### Activity
Copy the data exactly; pictures stay out of the copy.
——————————
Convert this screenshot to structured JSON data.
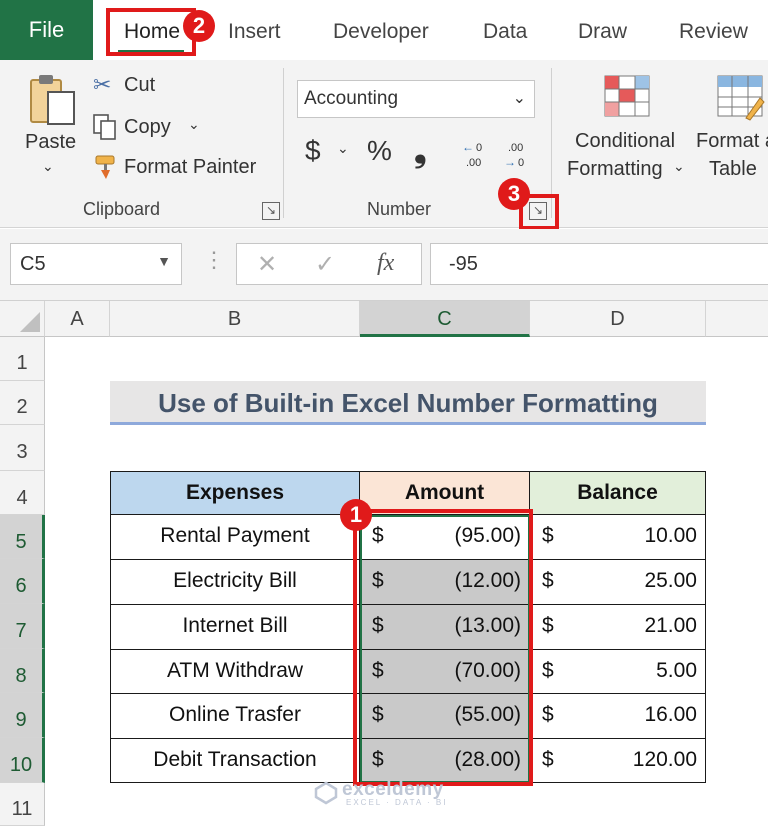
{
  "ribbon_tabs": [
    "File",
    "Home",
    "Insert",
    "Developer",
    "Data",
    "Draw",
    "Review"
  ],
  "clipboard": {
    "paste": "Paste",
    "cut": "Cut",
    "copy": "Copy",
    "format_painter": "Format Painter",
    "group_label": "Clipboard"
  },
  "number": {
    "format_value": "Accounting",
    "group_label": "Number"
  },
  "styles": {
    "conditional_line1": "Conditional",
    "conditional_line2": "Formatting",
    "format_table_line1": "Format a",
    "format_table_line2": "Table"
  },
  "formula_bar": {
    "name_box": "C5",
    "formula": "-95"
  },
  "columns": [
    "A",
    "B",
    "C",
    "D"
  ],
  "rows": [
    "1",
    "2",
    "3",
    "4",
    "5",
    "6",
    "7",
    "8",
    "9",
    "10",
    "11"
  ],
  "sheet": {
    "title": "Use of Built-in Excel Number Formatting",
    "headers": [
      "Expenses",
      "Amount",
      "Balance"
    ],
    "records": [
      {
        "expense": "Rental Payment",
        "amount": "(95.00)",
        "balance": "10.00"
      },
      {
        "expense": "Electricity Bill",
        "amount": "(12.00)",
        "balance": "25.00"
      },
      {
        "expense": "Internet Bill",
        "amount": "(13.00)",
        "balance": "21.00"
      },
      {
        "expense": "ATM Withdraw",
        "amount": "(70.00)",
        "balance": "5.00"
      },
      {
        "expense": "Online Trasfer",
        "amount": "(55.00)",
        "balance": "16.00"
      },
      {
        "expense": "Debit Transaction",
        "amount": "(28.00)",
        "balance": "120.00"
      }
    ],
    "currency_symbol": "$"
  },
  "badges": [
    "1",
    "2",
    "3"
  ],
  "watermark": {
    "name": "exceldemy",
    "tagline": "EXCEL · DATA · BI"
  },
  "colors": {
    "excel_green": "#217346",
    "highlight_red": "#e01a1a",
    "expenses_header": "#bdd7ee",
    "amount_header": "#fbe5d6",
    "balance_header": "#e2efda",
    "selected_fill": "#c9c9c9",
    "title_fill": "#e7e6e6",
    "title_text": "#44546a"
  }
}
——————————
### Result of the task
Convert this screenshot to structured JSON data.
{
  "ribbon_tabs": [
    "File",
    "Home",
    "Insert",
    "Developer",
    "Data",
    "Draw",
    "Review"
  ],
  "clipboard": {
    "paste": "Paste",
    "cut": "Cut",
    "copy": "Copy",
    "format_painter": "Format Painter",
    "group_label": "Clipboard"
  },
  "number": {
    "format_value": "Accounting",
    "group_label": "Number"
  },
  "styles": {
    "conditional_line1": "Conditional",
    "conditional_line2": "Formatting",
    "format_table_line1": "Format a",
    "format_table_line2": "Table"
  },
  "formula_bar": {
    "name_box": "C5",
    "formula": "-95"
  },
  "columns": [
    "A",
    "B",
    "C",
    "D"
  ],
  "rows": [
    "1",
    "2",
    "3",
    "4",
    "5",
    "6",
    "7",
    "8",
    "9",
    "10",
    "11"
  ],
  "sheet": {
    "title": "Use of Built-in Excel Number Formatting",
    "headers": [
      "Expenses",
      "Amount",
      "Balance"
    ],
    "records": [
      {
        "expense": "Rental Payment",
        "amount": "(95.00)",
        "balance": "10.00"
      },
      {
        "expense": "Electricity Bill",
        "amount": "(12.00)",
        "balance": "25.00"
      },
      {
        "expense": "Internet Bill",
        "amount": "(13.00)",
        "balance": "21.00"
      },
      {
        "expense": "ATM Withdraw",
        "amount": "(70.00)",
        "balance": "5.00"
      },
      {
        "expense": "Online Trasfer",
        "amount": "(55.00)",
        "balance": "16.00"
      },
      {
        "expense": "Debit Transaction",
        "amount": "(28.00)",
        "balance": "120.00"
      }
    ],
    "currency_symbol": "$"
  },
  "badges": [
    "1",
    "2",
    "3"
  ],
  "watermark": {
    "name": "exceldemy",
    "tagline": "EXCEL · DATA · BI"
  },
  "colors": {
    "excel_green": "#217346",
    "highlight_red": "#e01a1a",
    "expenses_header": "#bdd7ee",
    "amount_header": "#fbe5d6",
    "balance_header": "#e2efda",
    "selected_fill": "#c9c9c9",
    "title_fill": "#e7e6e6",
    "title_text": "#44546a"
  }
}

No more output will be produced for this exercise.